* Task to carry out
Leave the pictures behind and reproduce every line of the listing exactly.

◆ ◆ ◆ ◆

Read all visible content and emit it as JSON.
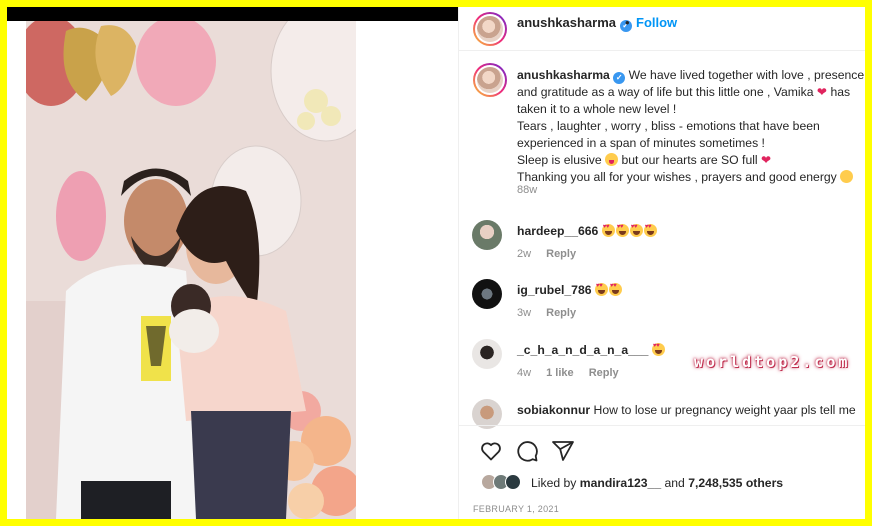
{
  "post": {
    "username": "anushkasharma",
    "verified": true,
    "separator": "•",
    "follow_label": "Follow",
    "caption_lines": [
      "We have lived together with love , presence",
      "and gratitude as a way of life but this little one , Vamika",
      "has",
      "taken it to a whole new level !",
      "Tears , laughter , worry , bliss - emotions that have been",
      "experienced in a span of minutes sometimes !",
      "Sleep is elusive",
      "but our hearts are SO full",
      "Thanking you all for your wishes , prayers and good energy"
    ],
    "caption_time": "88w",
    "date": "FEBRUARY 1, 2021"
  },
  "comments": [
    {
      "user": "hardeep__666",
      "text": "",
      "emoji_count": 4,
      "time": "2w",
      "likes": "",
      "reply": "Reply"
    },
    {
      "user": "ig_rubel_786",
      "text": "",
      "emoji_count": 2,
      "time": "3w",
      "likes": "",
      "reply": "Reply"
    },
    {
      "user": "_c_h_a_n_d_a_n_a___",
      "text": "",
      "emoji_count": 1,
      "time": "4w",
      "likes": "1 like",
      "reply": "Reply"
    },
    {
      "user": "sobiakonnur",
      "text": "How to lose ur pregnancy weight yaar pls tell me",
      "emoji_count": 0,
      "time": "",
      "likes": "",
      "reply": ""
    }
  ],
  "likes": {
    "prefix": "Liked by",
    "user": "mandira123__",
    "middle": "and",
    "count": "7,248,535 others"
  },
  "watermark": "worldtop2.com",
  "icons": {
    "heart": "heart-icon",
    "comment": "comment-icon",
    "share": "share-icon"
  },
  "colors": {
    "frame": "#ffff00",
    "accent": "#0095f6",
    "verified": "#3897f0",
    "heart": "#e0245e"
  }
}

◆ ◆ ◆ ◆

* Written response
Read all visible content and emit it as JSON.
{
  "post": {
    "username": "anushkasharma",
    "verified": true,
    "separator": "•",
    "follow_label": "Follow",
    "caption_lines": [
      "We have lived together with love , presence",
      "and gratitude as a way of life but this little one , Vamika",
      "has",
      "taken it to a whole new level !",
      "Tears , laughter , worry , bliss - emotions that have been",
      "experienced in a span of minutes sometimes !",
      "Sleep is elusive",
      "but our hearts are SO full",
      "Thanking you all for your wishes , prayers and good energy"
    ],
    "caption_time": "88w",
    "date": "FEBRUARY 1, 2021"
  },
  "comments": [
    {
      "user": "hardeep__666",
      "text": "",
      "emoji_count": 4,
      "time": "2w",
      "likes": "",
      "reply": "Reply"
    },
    {
      "user": "ig_rubel_786",
      "text": "",
      "emoji_count": 2,
      "time": "3w",
      "likes": "",
      "reply": "Reply"
    },
    {
      "user": "_c_h_a_n_d_a_n_a___",
      "text": "",
      "emoji_count": 1,
      "time": "4w",
      "likes": "1 like",
      "reply": "Reply"
    },
    {
      "user": "sobiakonnur",
      "text": "How to lose ur pregnancy weight yaar pls tell me",
      "emoji_count": 0,
      "time": "",
      "likes": "",
      "reply": ""
    }
  ],
  "likes": {
    "prefix": "Liked by",
    "user": "mandira123__",
    "middle": "and",
    "count": "7,248,535 others"
  },
  "watermark": "worldtop2.com",
  "icons": {
    "heart": "heart-icon",
    "comment": "comment-icon",
    "share": "share-icon"
  },
  "colors": {
    "frame": "#ffff00",
    "accent": "#0095f6",
    "verified": "#3897f0",
    "heart": "#e0245e"
  }
}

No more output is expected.